Brands are cottoning onto the idea that they can use smart products to continue a relationship with consumers after purchase, writes Daniele Fiandaca, co-founder of Creative Social.
One of my favourites quotes is from James Wallman, author of Stuffocation. “ We are moving from a world of materialism to one of experientialism.” If it’s true, that’s great for brands who deliver experiences, and not so great for those brands who see themselves as a product-based business.
The good news however, is that technology is opening up new opportunities to deliver a different kind of experience to their customers and to build a deeper, more fulfilling relationship. One of the key drivers is the Internet of Things.
Perhaps the best example of this at CES last month was the announcement that Samsung has developed a fridge that takes a photo every time you close the door.
Up until recently, the connected fridge has been held up as the best example of a ‘useless’ Internet of Things device.

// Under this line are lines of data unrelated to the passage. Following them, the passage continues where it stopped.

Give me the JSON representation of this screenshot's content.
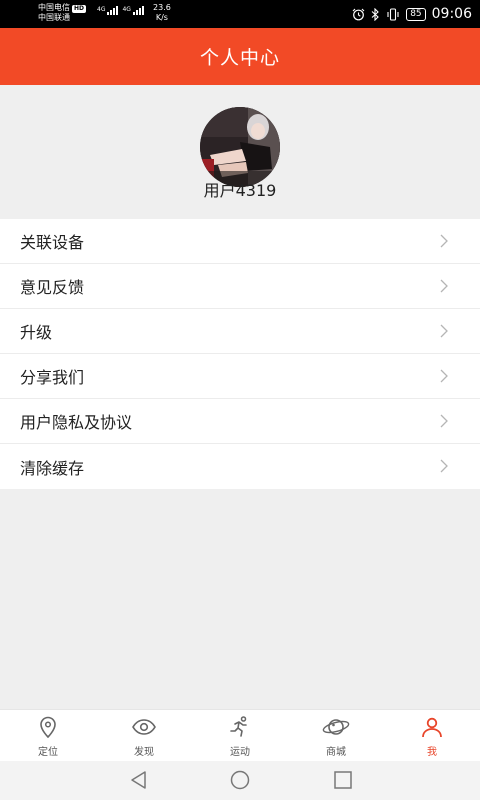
{
  "status_bar": {
    "carrier_1": "中国电信",
    "hd_badge": "HD",
    "carrier_2": "中国联通",
    "network_1": "4G",
    "network_2": "4G",
    "speed_value": "23.6",
    "speed_unit": "K/s",
    "battery": "85",
    "time": "09:06"
  },
  "header": {
    "title": "个人中心"
  },
  "profile": {
    "username": "用户4319"
  },
  "menu": {
    "items": [
      {
        "label": "关联设备"
      },
      {
        "label": "意见反馈"
      },
      {
        "label": "升级"
      },
      {
        "label": "分享我们"
      },
      {
        "label": "用户隐私及协议"
      },
      {
        "label": "清除缓存"
      }
    ]
  },
  "tabbar": {
    "items": [
      {
        "label": "定位",
        "icon": "location-pin-icon"
      },
      {
        "label": "发现",
        "icon": "eye-icon"
      },
      {
        "label": "运动",
        "icon": "runner-icon"
      },
      {
        "label": "商城",
        "icon": "planet-icon"
      },
      {
        "label": "我",
        "icon": "person-icon"
      }
    ],
    "active_index": 4
  },
  "colors": {
    "accent": "#f24a26",
    "active_tab": "#e8452a",
    "background": "#efefef"
  }
}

But finally Samsung has stumbled onto something that is pure genius. No need to wonder what is in the fridge. The best bit is that you can simply open the Samsung app (which you are hopefully reading on your Samsung phone) to get this information, thus reminding you with every click, how Samsung is making life easier.
Innovating for Absolut Vodka
It is something that brands like Absolut are currently investigating and we recently briefed some of the leading agencies in the world to redefine the iconic Absolut bottle for a connected world.
The results were fascinating. The winner was ‘Absolut Connection’ by Huge, which was designed specifically to boost the interaction between the gift giver and the recipient. The cap senses when the bottle is being opened, emitting a joyful sound or pre-recorded custom message. The cap contains a small circuitry that gives out sound and connects to a mobile device wirelessly via an app.
Another innovation, Absolut Capp by Media Monks, helps ensure that vodka is served at the perfect temperature.
Sealed with an intelligent cap, the bottle provides continuous feedback on the temperature of its contents. The cap contains a low-energy Bluetooth controller, temperature sensor, and LEDs. The transparent design allows the colour of the LEDs to diffuse throughout the cap as well the rest of the bottle.
A third idea, Absolut Cap, designed by Plan.net, consists of beautiful and robust hardware to be mounted permanently on top of the Absolut bottle neck instead of the regular cap, containing flow, gyro and temperature sensors, a lock and a bluetooth chip, as well as a smartphone app.
Features include Live Pour, showing the volume poured for precise drink mixing; recommending matching drinks in real time; Shot Check, which allows you to check the temperature by simply turning the bottle on its head and Launch, which allows you to connect your cap to other devices and trigger actions like playing your favourite song or dimming the lights.
RazorFish put forward the Absolut CapLock, which uses a smartphone’s TouchID technology and NFC to detect and respond to the drinker’s fingerprint. By syncing with a smartphone after the initial purchase, the bottle cap is registered to that device. To unlock, a customer holds their phone near the bottle cap with their finger on the TouchID. Screwing the cap back on locks the bottle again.
And finally, Flo Heiss’ Absolut Touch is an entirely touchscreen bottle. The Wi-Fi connector, charge socket and battery are located in the glass bottom.
Absolut will make 100 of these ‘full screen’ bottles for on trade and key influencers. Virtual touch buttons on the bottle activate the Wi-Fi connection, display location, time and weather aware recipes, cocktail recipes and also will message the consumer at key times in the day.
All of these examples show how smartening up a dumb product can lead to an ongoing relationship between brand and consumer.
While not all ideas may be possible just yet, the most progressive brands are the ones that are constantly testing what is possible thanks to technology and while they may not in the short term always get it right, like Samsung fridges, they will eventually find something that is truly useful.